I was a bad invasive species ecologist for the first few stops on our trip.  Meridith and I had discussed out travels before leaving and both agreed we wanted to minimize our impact on the parks we visited.  One of the major challenges facing many ecosystems on the planet are invasive species.  If any of you have been with Meridith’s blog for the long haul, you know over her spring break she came and profiled my (and my lab’s) work on wetlands in California.  If you’re just now following her, the short version is this:  I study the impacts of invasive species on ecosystem processes, usually applying potential impacts of invasive to food web structure within a certain community.  Invasive species are, by definition, any organisms non-native to an area which cause some sort of harm by their presence. Thus, I’m uniquely concerned about my own ability to spread the species I study around the different areas I work.  To keep this from happening, because, really, how embarrassing would that be, I take some pretty simple precautions.  
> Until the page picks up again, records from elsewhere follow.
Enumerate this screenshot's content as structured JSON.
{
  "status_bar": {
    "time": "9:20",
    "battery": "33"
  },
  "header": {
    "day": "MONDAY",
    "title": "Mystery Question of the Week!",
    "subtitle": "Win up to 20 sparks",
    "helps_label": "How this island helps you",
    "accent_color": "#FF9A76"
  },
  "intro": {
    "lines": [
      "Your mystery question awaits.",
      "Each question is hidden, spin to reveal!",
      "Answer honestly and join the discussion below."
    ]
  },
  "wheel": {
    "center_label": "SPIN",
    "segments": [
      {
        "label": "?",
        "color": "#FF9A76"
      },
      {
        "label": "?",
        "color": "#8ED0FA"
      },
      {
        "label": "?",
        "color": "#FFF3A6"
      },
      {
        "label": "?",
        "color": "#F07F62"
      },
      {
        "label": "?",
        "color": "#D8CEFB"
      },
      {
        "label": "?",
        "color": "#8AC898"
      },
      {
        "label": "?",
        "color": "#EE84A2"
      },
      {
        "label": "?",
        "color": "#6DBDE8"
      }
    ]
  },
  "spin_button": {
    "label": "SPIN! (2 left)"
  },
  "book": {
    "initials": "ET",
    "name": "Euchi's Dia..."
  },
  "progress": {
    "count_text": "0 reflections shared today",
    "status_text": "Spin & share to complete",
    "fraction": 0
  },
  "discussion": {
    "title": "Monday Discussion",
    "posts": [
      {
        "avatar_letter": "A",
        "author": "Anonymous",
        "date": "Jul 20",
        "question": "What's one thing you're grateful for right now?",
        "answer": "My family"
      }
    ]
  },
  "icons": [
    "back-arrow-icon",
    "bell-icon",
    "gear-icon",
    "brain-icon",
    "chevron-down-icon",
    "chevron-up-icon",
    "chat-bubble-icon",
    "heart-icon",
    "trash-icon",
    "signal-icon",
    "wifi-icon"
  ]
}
So, why do I feel I was bad for the first few stops on our trip?  You see, Meridith and I had developed a plan for avoiding spreading seeds, spores, or small critters between parks, but we failed to implement it until we were traveling from Arches NP to Rocky Mountain NP.  I justified it because Carlsbad, Zion, and Arches were all pretty similar ecosystems with lots of species overlap.  That aside, we didn’t follow the plan, and we should have, but now we are, and you can too!  I’d like to point out before going on, that this method is really more my opinion and based on conversations I’ve had with other scientists.  I haven’t looked up these things in the scientific literature (though I know the literature exists, and I would love it if you sent me some!).  However,  I think these steps are practical and that they do help, or at least they certainly don’t hurt.  I would encourage everyone traveling between ecosystems, especially those known to have invasive species, to take similar steps or do their own research on the topic.


A Few Simple Tips to Avoid Being a Vector for Invasion:

  1. Clean your shoes between locations.  Seeds, small mollusks, fungal spores, and lots of other things can cling to the bottom of your shoes, or get stuck in the tread of your boots.  If you can, make a bleach solution and soak the soles of your shoes.  If you don’t have access to bleach (like we don’t) give the soles a good scrubbing, then spray them down with 409 and let it sit for a little while (remember this is what the ranger did to our boots at Carlsbad Caverns NP).
  2. Wash and dry (preferably on high) clothes worn in one area before wearing them in another area.  You know how plant parts love to stick to your socks and pants and everywhere while you are hiking in the woods?  Plants are clever, but you can outwit them.
  3. It’s the whole “take only pictures, leave only footprints” thing, this is just one more application of this really important advice.  This goes a little without saying, but we have heard the Junior Rangers at each park promising to leave the pretty flowers they see so that other can enjoy them (so cute!).  Another good reason to not pick flowers, buy seed packs from areas outside your home region, or otherwise transport wild plants or animals is to avoid the spread of invasive species. 

Question of the Day:
Will you adapt any of Rachel’s tips to help stop the spread of invasive organisms?